Peters anomaly is a clinical diagnosis. Depending on the physical examination, laboratory studies may be warranted.


Imaging Studies

The following imaging studies may be performed based on the clinical findings from the physical examination:

Ocular ultrasonography

Ocular ultrasonography is a useful tool to help diagnose Peters anomaly and to differentiate it from other causes of corneal opacity.

Ocular ultrasonography is also helpful in assessing associated anterior segment abnormalities. [29]

Ocular ultrasonography shows hypoechogenicity of the anterior stroma that histopathologically correlates with the absence of the Bowman layer and the presence of stromal edema. [29]

Ultrasound biomicroscopy

Ultrasound biomicroscopy (UBM) is a type of ultrasonography that provides detailed information about the anterior segment of the eye and can visualize iridocorneal and lenticular-corneal adhesions that may be seen in Peters anomaly.

Topical endoscopic imaging

Topical endoscopic imaging (TEI) is a method used to examine the anterior segment using an otoscope through a small clear area of cornea. [30]

Infrared anterior segment camera

An infrared anterior segment camera is a tool used to observe the iris and its relation to the cornea. The mobility of the camera is useful in infants, although the resolution of the imaging may be too low in some cases. [31]


Other Tests

Additional testing should be performed if Peters plus syndrome is suspected or if there is concern for systemic associations.

Hearing tests

Hearing tests may be performed to rule out hearing abnormalities.


MRI of the brain and the spinal cord are indicated to rule out neurologic defects.

MRI of the abdomen is indicated to rule out genitourinary abnormalities.


Echocardiography (ECHO) is indicated to rule out cardiac defects.



A thorough ocular examination may be performed under anesthesia. Any clinical manifestations and systemic abnormalities must be determined before any procedure is performed under anesthesia. [13]  Associated abnormalities, including a difficult airway or congenital heart disease, will affect anesthesia management.

External photography, ocular ultrasonography (see Imaging Studies), intraocular pressure assessment, and retinoscopy may also be performed.


Histologic Findings

Histopathology is often diagnostic. Histologic findings show either thinning or absence of the Descemet membrane or the endothelium. The lens may be normal, or it may be cataractous and adhere to the cornea. The stromal lamellae are irregular and more closely packed.
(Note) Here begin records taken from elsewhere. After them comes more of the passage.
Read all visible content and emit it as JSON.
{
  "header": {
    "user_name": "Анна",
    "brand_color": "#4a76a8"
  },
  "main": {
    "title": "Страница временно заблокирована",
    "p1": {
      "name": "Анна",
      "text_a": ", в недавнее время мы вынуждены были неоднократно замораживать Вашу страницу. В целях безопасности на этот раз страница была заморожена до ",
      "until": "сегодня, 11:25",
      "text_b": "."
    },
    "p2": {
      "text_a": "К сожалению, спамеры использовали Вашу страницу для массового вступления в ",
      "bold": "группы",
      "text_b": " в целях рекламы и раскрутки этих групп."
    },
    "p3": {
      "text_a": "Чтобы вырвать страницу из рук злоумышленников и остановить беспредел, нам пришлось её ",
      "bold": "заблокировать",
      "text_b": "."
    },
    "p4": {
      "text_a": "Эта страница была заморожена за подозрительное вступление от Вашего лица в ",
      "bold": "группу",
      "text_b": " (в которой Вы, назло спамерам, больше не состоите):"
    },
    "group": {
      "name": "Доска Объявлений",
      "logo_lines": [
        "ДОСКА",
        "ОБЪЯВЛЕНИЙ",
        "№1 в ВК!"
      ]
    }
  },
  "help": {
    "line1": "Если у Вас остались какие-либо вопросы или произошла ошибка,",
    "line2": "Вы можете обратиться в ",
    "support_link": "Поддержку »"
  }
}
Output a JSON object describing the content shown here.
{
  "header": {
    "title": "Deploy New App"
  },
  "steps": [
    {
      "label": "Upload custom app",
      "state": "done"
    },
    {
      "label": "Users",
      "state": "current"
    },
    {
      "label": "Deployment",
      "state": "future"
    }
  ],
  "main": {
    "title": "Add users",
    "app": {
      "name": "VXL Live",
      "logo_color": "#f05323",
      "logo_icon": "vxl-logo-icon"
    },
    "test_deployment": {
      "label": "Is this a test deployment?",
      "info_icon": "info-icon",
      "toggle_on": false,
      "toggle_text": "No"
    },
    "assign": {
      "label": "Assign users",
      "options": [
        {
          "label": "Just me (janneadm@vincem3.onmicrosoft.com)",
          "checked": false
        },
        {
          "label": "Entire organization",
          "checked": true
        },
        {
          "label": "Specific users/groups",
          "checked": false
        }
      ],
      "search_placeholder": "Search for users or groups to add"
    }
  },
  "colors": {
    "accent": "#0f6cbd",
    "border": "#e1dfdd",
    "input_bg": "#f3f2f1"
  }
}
Undifferentiated iris strands attach to the posterior surface of the cornea. [32]

Histochemical studies have shown absence of keratan sulfate in both the cornea and the sclera. [33]

Immunohistochemical studies have shown increased amounts of fibronectin and type VI collagen in the corneas of patients with Peters anomaly. [33, 34]